New play recreates a 1930s nudist camp that resembled a human zoo
By Margie M. Palmer
When most people hear that Balboa Park was once home to what was likely the first, and only nudist park open to the public, the phrase “urban legend” quickly comes to mind.
But during the two-year run of the 1935-36 California-Pacific International Exposition, anyone could pay their hard-earned 75 cents to gain entry to Zoro Garden. Once inside, they could spend as long as they wished watching fellow human beings hang out and move about stark naked.
The elusive details of Zoro Garden have been tracked down by cultural journalist Welton Jones, who along with artist Kate Clark, have fashioned them into a four-act play.
“The Naked Truth: The Rise And Fall Of America’s Only Public Nudist Colony In Four Acts” is part of “Parkeology”: a live event and TV series that unearths lesser known sites and stories of Balboa Park.
Running through June, “Parkeology” hosts events that explore popular and obscure locations in the park — including but not limited to its closeted histories. Clark leads the series in collaboration with the San Diego Art Institute (SDAI).
When SDAI executive director Ginger Shulick Porcella asked Clark if she wanted to do something on Zoro Gardens, Clark said she jumped at the chance.
“A friend and I wound up putting together a museum display [for the Balboa Park Centennial] that ran from probably January through March of this year, and we realized there was very little material that was left behind. It was treated like a carnival concession,” Clark said. “I first made contact with Welton when I was doing research for the exhibit but I felt like we should do something in the garden itself.”

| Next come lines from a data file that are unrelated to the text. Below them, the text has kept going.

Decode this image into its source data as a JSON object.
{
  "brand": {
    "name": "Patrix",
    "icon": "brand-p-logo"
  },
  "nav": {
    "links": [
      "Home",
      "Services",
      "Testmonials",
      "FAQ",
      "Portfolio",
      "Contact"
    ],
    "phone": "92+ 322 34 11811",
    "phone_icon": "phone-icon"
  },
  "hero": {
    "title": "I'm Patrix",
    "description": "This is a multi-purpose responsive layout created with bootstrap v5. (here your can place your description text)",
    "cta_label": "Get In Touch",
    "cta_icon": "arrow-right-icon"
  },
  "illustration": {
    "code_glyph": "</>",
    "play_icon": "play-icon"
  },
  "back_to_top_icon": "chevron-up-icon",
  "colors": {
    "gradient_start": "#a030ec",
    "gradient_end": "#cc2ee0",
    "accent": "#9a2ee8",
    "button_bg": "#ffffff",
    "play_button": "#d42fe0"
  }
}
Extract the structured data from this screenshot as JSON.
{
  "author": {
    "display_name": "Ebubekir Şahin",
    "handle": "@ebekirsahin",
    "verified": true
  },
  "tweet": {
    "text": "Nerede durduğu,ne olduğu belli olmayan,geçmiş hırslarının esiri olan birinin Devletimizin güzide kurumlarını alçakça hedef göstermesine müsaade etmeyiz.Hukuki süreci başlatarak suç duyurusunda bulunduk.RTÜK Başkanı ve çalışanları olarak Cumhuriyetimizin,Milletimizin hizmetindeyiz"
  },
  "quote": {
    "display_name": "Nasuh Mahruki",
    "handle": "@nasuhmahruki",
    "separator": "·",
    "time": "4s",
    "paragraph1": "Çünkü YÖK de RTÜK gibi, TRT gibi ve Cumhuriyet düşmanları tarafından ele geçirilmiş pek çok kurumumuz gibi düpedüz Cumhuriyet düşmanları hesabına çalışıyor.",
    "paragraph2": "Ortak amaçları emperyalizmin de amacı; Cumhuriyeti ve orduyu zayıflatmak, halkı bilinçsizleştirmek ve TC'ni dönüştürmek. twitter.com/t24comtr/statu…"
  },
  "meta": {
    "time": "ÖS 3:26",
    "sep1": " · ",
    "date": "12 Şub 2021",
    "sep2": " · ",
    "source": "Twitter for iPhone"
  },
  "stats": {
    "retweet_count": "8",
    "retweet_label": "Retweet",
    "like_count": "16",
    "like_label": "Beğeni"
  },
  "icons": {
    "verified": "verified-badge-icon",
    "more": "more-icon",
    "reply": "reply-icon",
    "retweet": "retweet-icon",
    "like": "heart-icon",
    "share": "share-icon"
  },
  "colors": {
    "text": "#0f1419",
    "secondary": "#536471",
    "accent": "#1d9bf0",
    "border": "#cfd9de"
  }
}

Jones had written plenty of stories about the park’s history when he worked at the San Diego Union-Tribune, but as he approached retirement, Jones said he felt there were certain areas of the park that were grossly overlooked.
That’s when he started researching Zoro Gardens.
“I don’t need to hear any more stories about the little old lady who planted all the plants,” Jones said, laughing. “The nudist camp happened, it was open to the public and this happened in the middle of the Depression. How is this not widely known?”
The production hopes to answer questions about the nudist colony and comes as close as possible to an actual reenactment, without being a full-blown reenactment.
“Reenactments solidify things as being in the past,” Clark said. “The plan is to have different modern things incorporated, like, there will be a juice there and some people will be wearing Crocs.”
‘The Naked Truth’
The production of “The Naked Truth” will staged on May 22. The 40-minute-long acts will run at 1, 3, 5 and 7 p.m. The event is free and open to the public; reservations are not required.
Clothing is optional (just kidding.)
“The original colony was kind of like a zoo. People could go any time of day between 11 a.m. and midnight, and when they got there, they never knew what the people would be up to,” she said. “Sometimes they’d be playing volleyball, or relaxing, or cooking bacon. I liked the idea of doing a daylong thing so people could filter in and out of the space in a way that it was initially designed for.”
And while the nudists will not actually be nude, because current laws require that people be dressed to a level of nudity that’s appropriate for a public beach, they will be in nude suits.
“Part of this project is about the absurdity of having them in nude suits. Another part involves looking at what was happening during this era that allowed this to occur and asking why that’s not possible now,” Clark said. “My hope is that people realize that people have always been weird. So many people have this attitude about ‘The Past’ that people behaved better, and I think this gives an interesting window into a moment of experimentalism in California that was pre-World War II that was taking place during the Great Depression.”
And while some might think of Zoro Garden as being a “dirty secret” of the past, wondering why its existence would be highlighted as part of a public art project, San Diego Art Institute executive assistant Celia Gold said that the “Parkeology” productions, including “The Naked Truth,” have been a good fit for the SDAI.
“‘Parkeology’ is such a good fit for us because it combines all of the components [of our mission],” she said. “We’re supporting Kate and the artists with whom she’s collaborated, as well as partnering with other museums in Balboa Park to create informative, interactive events that are free and open to the public. [She] put a lot of thought into the various histories she wanted to elucidate and the impacts of foregrounding these often overlooked narratives on the way San Diegans think about the city’s past, its present, and the parameters that we put around imagining its possible futures.”
—Margie M. Palmer is a San Diego-based freelance writer who has been racking up bylines in a myriad of news publications for the past 10 years. You can reach her at firstname.lastname@example.org.